  22. ^ "Education and the Academic Left: Critical Reflections on Todd Gitlin".
  23. ^ "Grand Theft 2000: Media Spectacle and a Stolen Election: Review", Publishers Weekly, 29 October 2001 [online]
  24. ^ Kellner, Douglas (9 June 2017). American horror show : election 2016 and the ascent of Donald J. Trump. Rotterdam. ISBN 9789463009744. OCLC 1004391940.
  25. ^ Kellner, Douglas (2003). From 9/11 to terror war: the dangers of the Bush legacy. Rowman & Littlefield. ISBN 0-7425-2637-2. OCLC 845540952.
  26. ^ Lundby, Knut (1996). "Review of Media Culture. Cultural Studies, Identity and Politics between the Modern and the Postmodern". Acta Sociologica. 39 (2): 244–248. doi:10.1177/000169939603900213. ISSN 0001-6993. JSTOR 4194826. S2CID 144840029.

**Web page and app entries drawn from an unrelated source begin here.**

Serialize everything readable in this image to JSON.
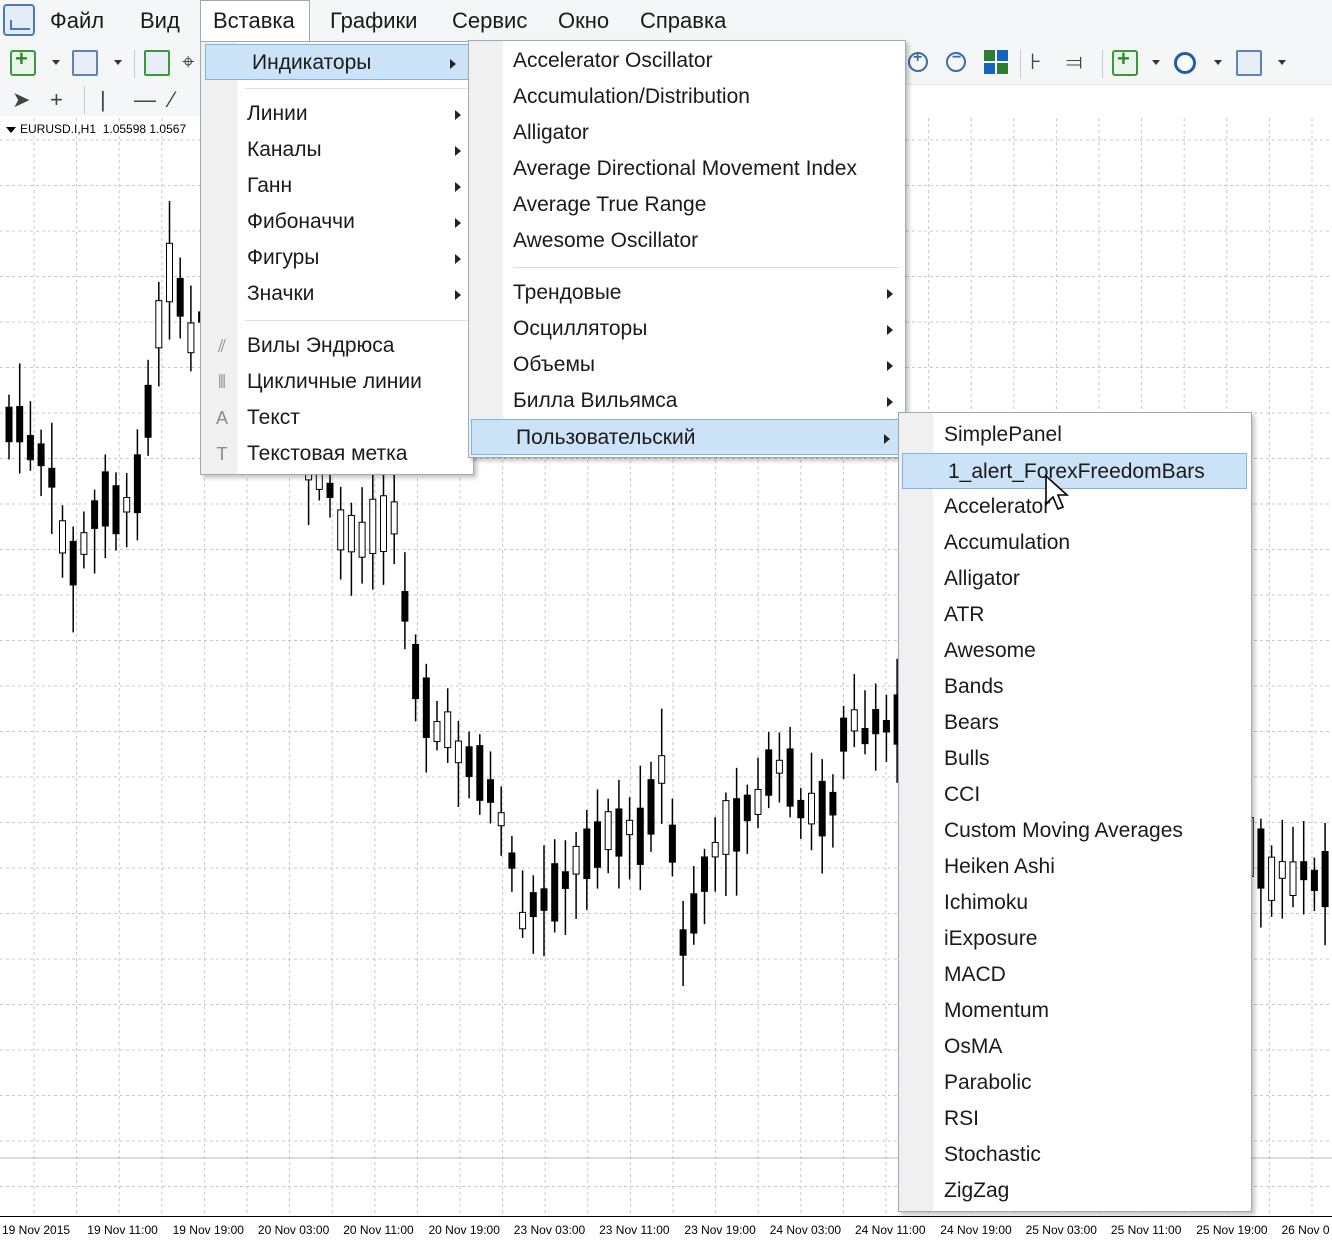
{
  "menubar": {
    "items": [
      "Файл",
      "Вид",
      "Вставка",
      "Графики",
      "Сервис",
      "Окно",
      "Справка"
    ],
    "open_item": "Вставка"
  },
  "chart": {
    "symbol": "EURUSD.I,H1",
    "bid": "1.05598",
    "ask": "1.0567",
    "xaxis_labels": [
      "19 Nov 2015",
      "19 Nov 11:00",
      "19 Nov 19:00",
      "20 Nov 03:00",
      "20 Nov 11:00",
      "20 Nov 19:00",
      "23 Nov 03:00",
      "23 Nov 11:00",
      "23 Nov 19:00",
      "24 Nov 03:00",
      "24 Nov 11:00",
      "24 Nov 19:00",
      "25 Nov 03:00",
      "25 Nov 11:00",
      "25 Nov 19:00",
      "26 Nov 0"
    ],
    "grid_color": "#c8c8c8",
    "candle_color": "#000000"
  },
  "insert_menu": {
    "items": [
      {
        "label": "Индикаторы",
        "submenu": true,
        "highlighted": true
      },
      {
        "label": "Линии",
        "submenu": true
      },
      {
        "label": "Каналы",
        "submenu": true
      },
      {
        "label": "Ганн",
        "submenu": true
      },
      {
        "label": "Фибоначчи",
        "submenu": true
      },
      {
        "label": "Фигуры",
        "submenu": true
      },
      {
        "label": "Значки",
        "submenu": true
      },
      {
        "label": "Вилы Эндрюса",
        "icon": "andrews-pitchfork-icon"
      },
      {
        "label": "Цикличные линии",
        "icon": "cycle-lines-icon"
      },
      {
        "label": "Текст",
        "icon": "text-icon"
      },
      {
        "label": "Текстовая метка",
        "icon": "text-label-icon"
      }
    ]
  },
  "indicators_menu": {
    "items": [
      {
        "label": "Accelerator Oscillator"
      },
      {
        "label": "Accumulation/Distribution"
      },
      {
        "label": "Alligator"
      },
      {
        "label": "Average Directional Movement Index"
      },
      {
        "label": "Average True Range"
      },
      {
        "label": "Awesome Oscillator"
      },
      {
        "label": "Трендовые",
        "submenu": true
      },
      {
        "label": "Осцилляторы",
        "submenu": true
      },
      {
        "label": "Объемы",
        "submenu": true
      },
      {
        "label": "Билла Вильямса",
        "submenu": true
      },
      {
        "label": "Пользовательский",
        "submenu": true,
        "highlighted": true
      }
    ]
  },
  "custom_menu": {
    "items": [
      "SimplePanel",
      "1_alert_ForexFreedomBars",
      "Accelerator",
      "Accumulation",
      "Alligator",
      "ATR",
      "Awesome",
      "Bands",
      "Bears",
      "Bulls",
      "CCI",
      "Custom Moving Averages",
      "Heiken Ashi",
      "Ichimoku",
      "iExposure",
      "MACD",
      "Momentum",
      "OsMA",
      "Parabolic",
      "RSI",
      "Stochastic",
      "ZigZag"
    ],
    "highlighted": "1_alert_ForexFreedomBars"
  },
  "colors": {
    "highlight_bg": "#cce3f7",
    "highlight_border": "#7fb3e0"
  }
}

  27. ^ Kimmel, Michael (2011-03-31). "Book Review: Guys and Guns Amok. By Douglas Kellner. Boulder, CO: Paradigm Publishers, 2008, 221 pp., $83.30 (cloth); $24.61 (paper)". Gender & Society. 25 (2): 278–279. doi:10.1177/0891243210397606. ISSN 0891-2432. S2CID 143840049.
  28. ^ Chalmers, David (January 2005). "Book Reviews". Educational Philosophy and Theory. 37 (5): 773–777. doi:10.1111/j.1469-5812.2005.0155d.x. ISSN 0013-1857. S2CID 219541953.
  29. ^ "Douglas Kellner | UCLA GSEIS". gseis.ucla.edu. Retrieved 2021-03-03.

External links[edit]